Clasificación cooperativaY10T428/31964, Y10T428/31946, Y10T428/31982, C08G12/46, Y10T428/24934, Y10T428/24901, Y10T428/24876, Y10S428/913
Clasificación europeaC08G12/46
Eventos legales
FechaCódigoEventoDescripción
4 Feb 1988ASAssignment
Owner name: FORMICA TECHNOLOGY INC.
Free format text: ASSIGNMENT OF ASSIGNORS INTEREST.;ASSIGNOR:FORMICA CORPORATION;REEL/FRAME:004829/0161
Effective date: 19880129
Owner name: FORMICA TECHNOLOGY INC.,STATELESS
Free format text: ASSIGNMENT OF ASSIGNORS INTEREST;ASSIGNOR:FORMICA CORPORATION;REEL/FRAME:004829/0161
Effective date: 19880129
21 Sep 1989ASAssignment
Owner name: CANADIAN IMPERIAL BANK OF COMMERCE
Free format text: SECURITY INTEREST;ASSIGNOR:FORMICA CORPORATION, A CORP. OF DE;REEL/FRAME:005208/0439
Effective date: 19890907
10 Feb 1992ASAssignment
Owner name: FORMICA TECHNOLOGY INC. A CORPORATION OF DELAWA
Free format text: ASSIGNMENT OF ASSIGNORS INTEREST.;ASSIGNOR:FORMICA TECHNOLOGY, INC., A CORP. OF TX;REEL/FRAME:006008/0716
Effective date: 19911220
18 Mar 1992ASAssignment
Owner name: CANADIAN IMPERIAL BANK OF COMMERCE NEW YORK AGENC
Free format text: SECURITY INTEREST;ASSIGNORS:FORMICA CORPORATION;FORMICA TECHNOLOGY INC. A CORP. OF TX.;FORMICA TECHNOLOGY INC A CORP. OF DE.;REEL/FRAME:006046/0343
Effective date: 19911220
7 Nov 1994ASAssignment

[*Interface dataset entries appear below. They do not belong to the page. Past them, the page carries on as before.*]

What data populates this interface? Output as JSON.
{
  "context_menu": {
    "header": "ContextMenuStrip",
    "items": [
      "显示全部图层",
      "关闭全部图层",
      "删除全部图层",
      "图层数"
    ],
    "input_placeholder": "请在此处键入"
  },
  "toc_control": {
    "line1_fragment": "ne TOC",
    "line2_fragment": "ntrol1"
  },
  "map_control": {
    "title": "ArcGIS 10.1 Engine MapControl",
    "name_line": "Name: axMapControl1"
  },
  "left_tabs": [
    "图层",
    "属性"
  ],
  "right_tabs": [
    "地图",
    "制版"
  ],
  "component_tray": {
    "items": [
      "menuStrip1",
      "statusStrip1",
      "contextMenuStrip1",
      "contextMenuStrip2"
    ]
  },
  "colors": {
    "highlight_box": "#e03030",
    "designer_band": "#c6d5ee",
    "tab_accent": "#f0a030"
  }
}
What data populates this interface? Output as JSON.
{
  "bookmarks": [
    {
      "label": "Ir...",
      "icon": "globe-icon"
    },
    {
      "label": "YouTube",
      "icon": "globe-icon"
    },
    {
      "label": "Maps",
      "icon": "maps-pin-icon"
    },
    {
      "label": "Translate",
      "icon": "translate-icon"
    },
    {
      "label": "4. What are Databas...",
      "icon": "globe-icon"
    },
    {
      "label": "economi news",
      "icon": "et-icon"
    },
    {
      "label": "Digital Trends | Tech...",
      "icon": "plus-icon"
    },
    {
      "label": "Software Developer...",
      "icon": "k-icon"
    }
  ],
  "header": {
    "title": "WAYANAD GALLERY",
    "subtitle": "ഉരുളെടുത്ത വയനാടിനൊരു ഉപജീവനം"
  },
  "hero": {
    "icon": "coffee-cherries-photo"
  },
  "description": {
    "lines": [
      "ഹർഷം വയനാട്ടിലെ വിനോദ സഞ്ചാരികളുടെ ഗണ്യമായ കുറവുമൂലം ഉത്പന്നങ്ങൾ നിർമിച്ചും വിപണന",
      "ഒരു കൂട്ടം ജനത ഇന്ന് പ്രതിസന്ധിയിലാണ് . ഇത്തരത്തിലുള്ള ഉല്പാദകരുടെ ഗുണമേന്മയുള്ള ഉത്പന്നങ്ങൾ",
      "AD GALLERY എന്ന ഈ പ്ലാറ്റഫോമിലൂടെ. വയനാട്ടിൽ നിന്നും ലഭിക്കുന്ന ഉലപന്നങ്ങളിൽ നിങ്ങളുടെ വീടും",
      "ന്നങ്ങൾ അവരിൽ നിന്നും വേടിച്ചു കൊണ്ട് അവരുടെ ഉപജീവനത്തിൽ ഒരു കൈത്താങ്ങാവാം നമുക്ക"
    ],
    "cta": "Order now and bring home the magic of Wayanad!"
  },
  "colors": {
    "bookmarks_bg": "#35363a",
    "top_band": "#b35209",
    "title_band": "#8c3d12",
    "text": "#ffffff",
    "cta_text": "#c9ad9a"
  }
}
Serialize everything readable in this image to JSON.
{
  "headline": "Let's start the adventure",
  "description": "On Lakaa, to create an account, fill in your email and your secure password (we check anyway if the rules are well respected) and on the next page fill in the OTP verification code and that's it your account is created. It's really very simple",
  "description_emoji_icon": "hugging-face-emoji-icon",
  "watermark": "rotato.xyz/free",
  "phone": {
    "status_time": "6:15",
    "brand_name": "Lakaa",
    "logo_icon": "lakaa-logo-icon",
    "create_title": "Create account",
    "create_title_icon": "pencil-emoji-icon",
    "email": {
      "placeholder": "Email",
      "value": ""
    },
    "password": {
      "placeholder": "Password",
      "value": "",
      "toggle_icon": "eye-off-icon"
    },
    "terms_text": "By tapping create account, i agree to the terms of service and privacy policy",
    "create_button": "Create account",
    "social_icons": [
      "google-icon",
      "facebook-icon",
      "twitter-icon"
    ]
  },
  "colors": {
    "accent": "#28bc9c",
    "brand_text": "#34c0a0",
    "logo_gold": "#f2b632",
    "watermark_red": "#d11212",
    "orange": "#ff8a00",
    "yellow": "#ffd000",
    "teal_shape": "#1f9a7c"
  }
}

Owner name: BANKERS TRUST COMPANY, NEW YORK
Free format text: SECURITY INTEREST;ASSIGNOR:FORMICA TECHNOLOGY, INC.;REEL/FRAME:007189/0575
Effective date: 19941021
Owner name: FORMICA CORPORATION & FORMICA TECHNOLOGY INC., NEW
Free format text: ASSIGNMENT OF ASSIGNORS INTEREST;ASSIGNOR:CAHADIAN IMPERIAL BANK OF COMMERCE;REEL/FRAME:007197/0387
Effective date: 19941014
31 Jul 1995ASAssignment
Owner name: FORMICA TECHNOLOGY INC., DELAWARE
Free format text: RELEASE OF SECURITY INTEREST AGREEMENT;ASSIGNOR:BANKERS TRUST COMPANY;REEL/FRAME:007570/0211
Effective date: 19950621
18 Sep 1997ASAssignment
Owner name: FORMICA CORPORATION, OHIO
Free format text: ASSIGNMENT OF ASSIGNORS INTEREST;ASSIGNOR:FORMICA TECHNOLOGY INC.;REEL/FRAME:008943/0532
Effective date: 19970818
30 Jul 1998ASAssignment
Owner name: BANKERS TRUST CORPORATION, AS ADMINISTRATIVE AGENT
Free format text: SECURITY AGREEMENT;ASSIGNOR:FORMICA CORPORAITON;REEL/FRAME:009556/0825
Effective date: 19980501